Brief: Once the pictures are set aside, repeat all of the data below exactly.
Records shown: Begin
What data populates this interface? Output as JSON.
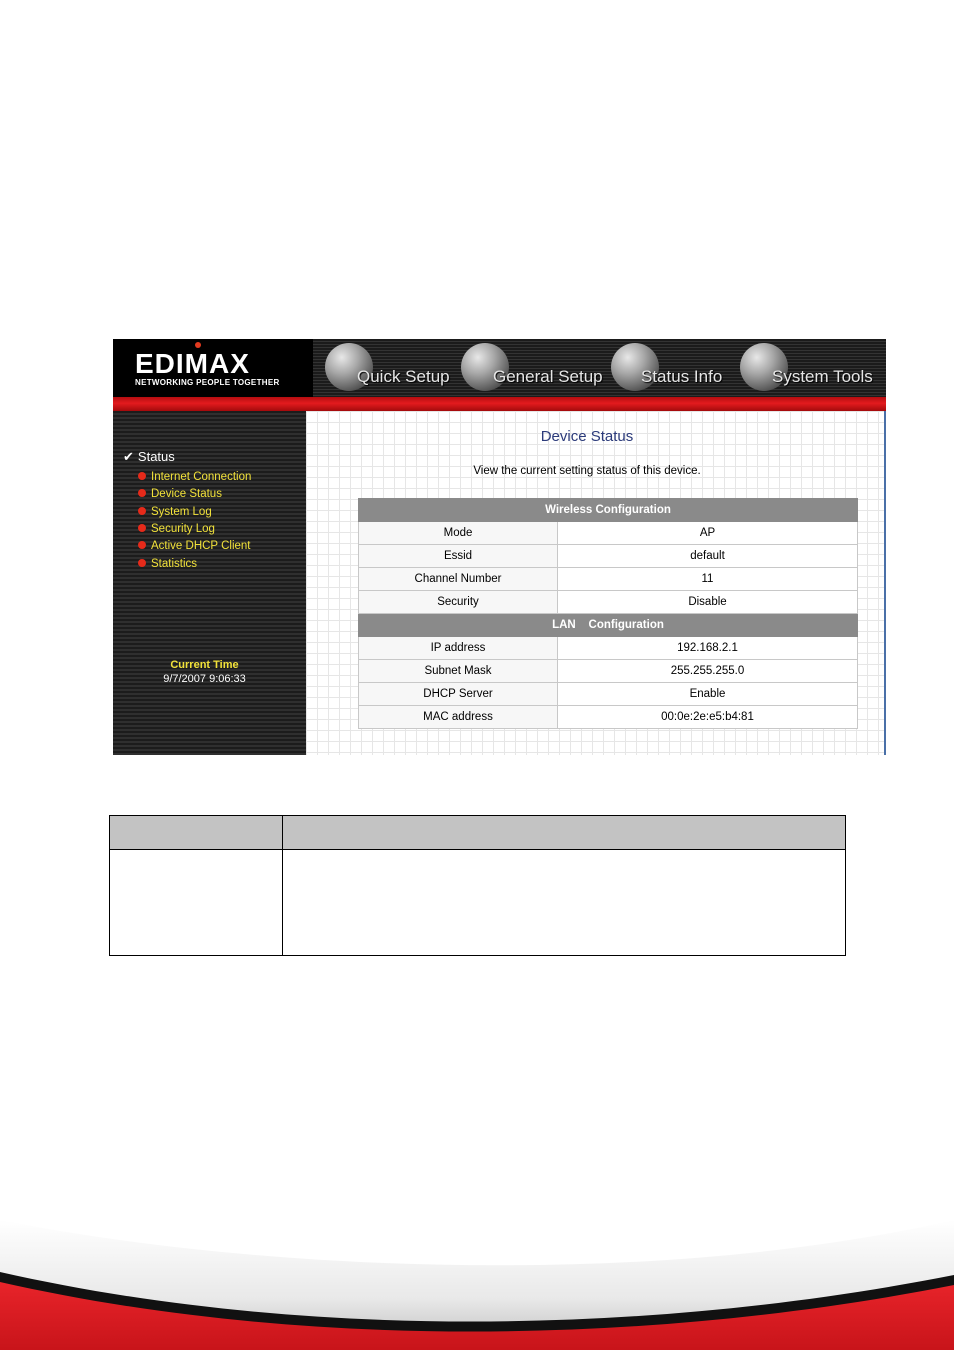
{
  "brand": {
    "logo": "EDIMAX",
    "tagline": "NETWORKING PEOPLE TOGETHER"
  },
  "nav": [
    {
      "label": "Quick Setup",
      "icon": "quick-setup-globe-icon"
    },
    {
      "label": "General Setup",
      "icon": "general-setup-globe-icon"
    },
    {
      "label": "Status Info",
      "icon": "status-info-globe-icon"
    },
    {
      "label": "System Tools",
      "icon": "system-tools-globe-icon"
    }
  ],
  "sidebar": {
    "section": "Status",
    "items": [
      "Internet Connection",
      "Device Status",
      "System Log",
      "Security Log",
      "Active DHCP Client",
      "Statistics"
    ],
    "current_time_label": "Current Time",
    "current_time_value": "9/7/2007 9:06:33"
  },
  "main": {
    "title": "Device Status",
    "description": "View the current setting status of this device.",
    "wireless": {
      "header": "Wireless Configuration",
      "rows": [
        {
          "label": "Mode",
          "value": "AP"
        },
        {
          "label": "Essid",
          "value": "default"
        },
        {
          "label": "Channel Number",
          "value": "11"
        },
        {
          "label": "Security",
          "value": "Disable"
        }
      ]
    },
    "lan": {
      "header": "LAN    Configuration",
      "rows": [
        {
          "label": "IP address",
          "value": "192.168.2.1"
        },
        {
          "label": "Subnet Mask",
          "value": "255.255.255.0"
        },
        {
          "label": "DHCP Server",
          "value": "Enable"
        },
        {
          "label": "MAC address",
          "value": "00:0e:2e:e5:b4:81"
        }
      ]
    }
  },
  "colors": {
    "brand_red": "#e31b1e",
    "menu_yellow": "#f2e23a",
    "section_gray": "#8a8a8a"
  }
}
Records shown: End
Result of this task:
What data populates this interface? Output as JSON.
{
  "brand": {
    "logo": "EDIMAX",
    "tagline": "NETWORKING PEOPLE TOGETHER"
  },
  "nav": [
    {
      "label": "Quick Setup",
      "icon": "quick-setup-globe-icon"
    },
    {
      "label": "General Setup",
      "icon": "general-setup-globe-icon"
    },
    {
      "label": "Status Info",
      "icon": "status-info-globe-icon"
    },
    {
      "label": "System Tools",
      "icon": "system-tools-globe-icon"
    }
  ],
  "sidebar": {
    "section": "Status",
    "items": [
      "Internet Connection",
      "Device Status",
      "System Log",
      "Security Log",
      "Active DHCP Client",
      "Statistics"
    ],
    "current_time_label": "Current Time",
    "current_time_value": "9/7/2007 9:06:33"
  },
  "main": {
    "title": "Device Status",
    "description": "View the current setting status of this device.",
    "wireless": {
      "header": "Wireless Configuration",
      "rows": [
        {
          "label": "Mode",
          "value": "AP"
        },
        {
          "label": "Essid",
          "value": "default"
        },
        {
          "label": "Channel Number",
          "value": "11"
        },
        {
          "label": "Security",
          "value": "Disable"
        }
      ]
    },
    "lan": {
      "header": "LAN    Configuration",
      "rows": [
        {
          "label": "IP address",
          "value": "192.168.2.1"
        },
        {
          "label": "Subnet Mask",
          "value": "255.255.255.0"
        },
        {
          "label": "DHCP Server",
          "value": "Enable"
        },
        {
          "label": "MAC address",
          "value": "00:0e:2e:e5:b4:81"
        }
      ]
    }
  },
  "colors": {
    "brand_red": "#e31b1e",
    "menu_yellow": "#f2e23a",
    "section_gray": "#8a8a8a"
  }
}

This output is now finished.